◆ **Exercise input**:
═══

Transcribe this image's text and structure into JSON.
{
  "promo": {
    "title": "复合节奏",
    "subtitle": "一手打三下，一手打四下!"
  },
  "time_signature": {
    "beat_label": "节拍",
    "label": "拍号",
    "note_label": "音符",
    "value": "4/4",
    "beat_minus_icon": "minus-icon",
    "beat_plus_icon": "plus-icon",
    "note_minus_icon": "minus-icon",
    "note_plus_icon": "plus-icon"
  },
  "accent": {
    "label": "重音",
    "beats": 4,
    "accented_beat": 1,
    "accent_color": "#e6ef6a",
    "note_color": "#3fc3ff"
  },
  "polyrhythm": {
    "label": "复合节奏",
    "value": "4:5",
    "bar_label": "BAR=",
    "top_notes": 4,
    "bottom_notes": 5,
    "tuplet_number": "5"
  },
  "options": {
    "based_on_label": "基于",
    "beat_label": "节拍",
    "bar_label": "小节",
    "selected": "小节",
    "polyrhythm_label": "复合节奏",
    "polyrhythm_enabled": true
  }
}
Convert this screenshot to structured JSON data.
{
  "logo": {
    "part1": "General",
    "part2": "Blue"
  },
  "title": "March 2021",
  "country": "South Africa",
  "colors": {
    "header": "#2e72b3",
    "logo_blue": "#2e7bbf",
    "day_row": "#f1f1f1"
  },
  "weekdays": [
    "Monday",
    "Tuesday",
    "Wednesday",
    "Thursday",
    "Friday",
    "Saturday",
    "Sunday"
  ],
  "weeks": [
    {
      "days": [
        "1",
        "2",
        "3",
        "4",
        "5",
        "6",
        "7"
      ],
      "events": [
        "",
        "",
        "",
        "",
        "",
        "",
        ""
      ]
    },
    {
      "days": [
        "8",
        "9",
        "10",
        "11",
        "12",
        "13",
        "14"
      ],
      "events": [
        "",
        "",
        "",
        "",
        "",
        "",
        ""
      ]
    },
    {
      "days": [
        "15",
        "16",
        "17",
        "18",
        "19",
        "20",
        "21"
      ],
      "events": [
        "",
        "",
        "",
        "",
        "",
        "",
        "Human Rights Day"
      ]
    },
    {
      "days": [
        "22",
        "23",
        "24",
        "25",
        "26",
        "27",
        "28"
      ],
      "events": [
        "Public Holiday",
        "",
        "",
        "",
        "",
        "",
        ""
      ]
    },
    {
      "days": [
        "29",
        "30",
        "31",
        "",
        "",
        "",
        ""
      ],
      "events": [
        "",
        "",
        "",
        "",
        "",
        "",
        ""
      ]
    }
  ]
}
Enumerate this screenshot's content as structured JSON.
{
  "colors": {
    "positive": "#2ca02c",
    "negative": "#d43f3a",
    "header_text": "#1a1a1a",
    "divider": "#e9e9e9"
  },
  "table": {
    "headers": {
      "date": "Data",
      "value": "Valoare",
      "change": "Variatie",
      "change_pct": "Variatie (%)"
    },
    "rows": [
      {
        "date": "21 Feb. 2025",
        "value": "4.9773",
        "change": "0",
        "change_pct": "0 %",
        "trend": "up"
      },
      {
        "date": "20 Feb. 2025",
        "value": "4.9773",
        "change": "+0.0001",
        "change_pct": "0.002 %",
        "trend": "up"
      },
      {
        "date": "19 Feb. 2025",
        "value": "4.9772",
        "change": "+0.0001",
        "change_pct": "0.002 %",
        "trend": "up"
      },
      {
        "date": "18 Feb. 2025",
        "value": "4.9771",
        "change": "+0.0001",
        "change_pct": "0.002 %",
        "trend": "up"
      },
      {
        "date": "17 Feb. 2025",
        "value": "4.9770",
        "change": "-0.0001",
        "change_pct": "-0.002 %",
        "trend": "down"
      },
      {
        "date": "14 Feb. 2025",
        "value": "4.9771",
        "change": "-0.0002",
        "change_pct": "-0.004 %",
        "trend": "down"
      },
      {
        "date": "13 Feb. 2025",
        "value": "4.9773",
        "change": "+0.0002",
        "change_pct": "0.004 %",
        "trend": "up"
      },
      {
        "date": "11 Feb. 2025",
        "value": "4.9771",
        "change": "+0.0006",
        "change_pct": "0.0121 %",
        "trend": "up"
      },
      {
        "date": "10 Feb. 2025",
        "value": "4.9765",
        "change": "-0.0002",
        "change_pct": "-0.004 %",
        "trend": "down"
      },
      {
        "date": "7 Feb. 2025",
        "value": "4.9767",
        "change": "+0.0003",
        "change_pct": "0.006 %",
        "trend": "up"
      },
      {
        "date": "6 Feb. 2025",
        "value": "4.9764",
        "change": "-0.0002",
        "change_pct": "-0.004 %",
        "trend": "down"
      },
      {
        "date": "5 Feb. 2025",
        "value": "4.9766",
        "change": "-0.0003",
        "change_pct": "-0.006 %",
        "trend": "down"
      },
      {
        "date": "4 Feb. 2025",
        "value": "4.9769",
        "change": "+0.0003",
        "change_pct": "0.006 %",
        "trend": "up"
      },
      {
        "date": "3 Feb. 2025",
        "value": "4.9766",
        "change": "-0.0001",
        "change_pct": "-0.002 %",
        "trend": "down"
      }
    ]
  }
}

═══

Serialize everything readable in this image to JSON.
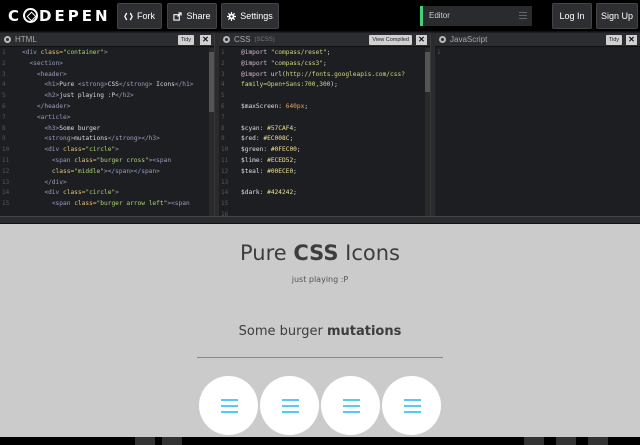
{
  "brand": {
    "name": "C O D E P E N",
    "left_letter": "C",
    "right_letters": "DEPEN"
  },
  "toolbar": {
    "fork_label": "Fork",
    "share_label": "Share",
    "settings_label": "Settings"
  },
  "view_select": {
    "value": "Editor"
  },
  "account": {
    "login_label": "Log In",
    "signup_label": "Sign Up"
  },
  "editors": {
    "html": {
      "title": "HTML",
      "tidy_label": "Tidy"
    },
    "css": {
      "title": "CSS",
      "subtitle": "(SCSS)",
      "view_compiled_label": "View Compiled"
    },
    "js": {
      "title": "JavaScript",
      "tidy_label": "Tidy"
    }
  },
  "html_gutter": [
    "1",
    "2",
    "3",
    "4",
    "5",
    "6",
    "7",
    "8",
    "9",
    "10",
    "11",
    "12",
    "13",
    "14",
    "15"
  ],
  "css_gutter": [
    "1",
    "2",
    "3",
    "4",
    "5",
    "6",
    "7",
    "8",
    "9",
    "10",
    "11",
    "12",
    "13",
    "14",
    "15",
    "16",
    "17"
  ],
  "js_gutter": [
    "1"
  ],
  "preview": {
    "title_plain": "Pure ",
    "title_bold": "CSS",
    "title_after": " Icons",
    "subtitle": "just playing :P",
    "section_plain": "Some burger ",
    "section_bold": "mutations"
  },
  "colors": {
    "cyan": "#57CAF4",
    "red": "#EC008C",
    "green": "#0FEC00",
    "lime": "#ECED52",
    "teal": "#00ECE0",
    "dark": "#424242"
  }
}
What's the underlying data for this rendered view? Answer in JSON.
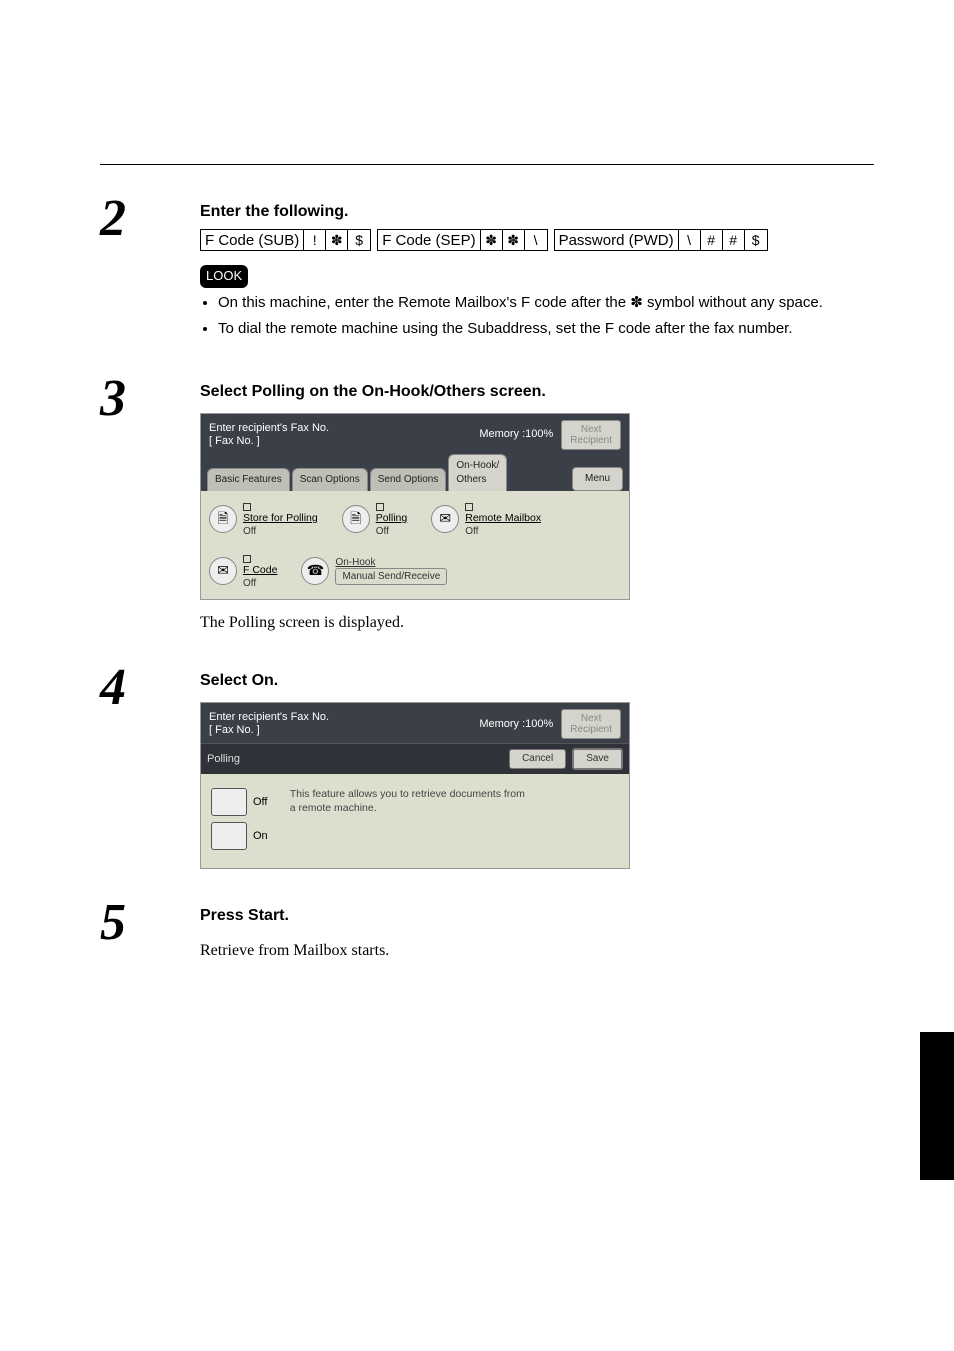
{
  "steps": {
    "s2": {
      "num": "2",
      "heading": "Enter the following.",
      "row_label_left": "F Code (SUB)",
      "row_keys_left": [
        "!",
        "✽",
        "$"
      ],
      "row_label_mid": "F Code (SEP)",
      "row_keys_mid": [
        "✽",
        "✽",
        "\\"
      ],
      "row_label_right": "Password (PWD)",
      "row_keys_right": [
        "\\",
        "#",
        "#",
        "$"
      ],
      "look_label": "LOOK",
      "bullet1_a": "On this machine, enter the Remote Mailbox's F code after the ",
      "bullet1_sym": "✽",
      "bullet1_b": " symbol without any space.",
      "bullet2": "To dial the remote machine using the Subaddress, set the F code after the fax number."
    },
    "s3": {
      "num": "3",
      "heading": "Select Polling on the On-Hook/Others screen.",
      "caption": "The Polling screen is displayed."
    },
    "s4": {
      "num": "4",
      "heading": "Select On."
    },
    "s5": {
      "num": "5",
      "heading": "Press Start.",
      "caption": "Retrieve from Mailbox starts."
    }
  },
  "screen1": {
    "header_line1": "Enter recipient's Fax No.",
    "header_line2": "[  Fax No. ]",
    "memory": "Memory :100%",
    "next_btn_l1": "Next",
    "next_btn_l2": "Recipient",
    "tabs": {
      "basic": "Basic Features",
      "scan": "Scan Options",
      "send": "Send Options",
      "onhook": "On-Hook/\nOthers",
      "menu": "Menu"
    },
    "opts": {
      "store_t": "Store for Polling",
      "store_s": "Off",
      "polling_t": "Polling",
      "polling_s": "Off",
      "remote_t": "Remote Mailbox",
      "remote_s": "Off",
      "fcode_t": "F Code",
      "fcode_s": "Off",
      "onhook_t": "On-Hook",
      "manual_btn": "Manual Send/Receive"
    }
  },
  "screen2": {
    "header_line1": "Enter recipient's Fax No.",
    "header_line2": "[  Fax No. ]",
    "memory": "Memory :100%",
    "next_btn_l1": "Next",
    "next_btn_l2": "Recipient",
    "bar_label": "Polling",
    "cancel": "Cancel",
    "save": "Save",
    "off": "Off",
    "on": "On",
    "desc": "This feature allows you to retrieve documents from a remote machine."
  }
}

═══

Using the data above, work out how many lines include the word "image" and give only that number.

◆ **Exercise solution**: 2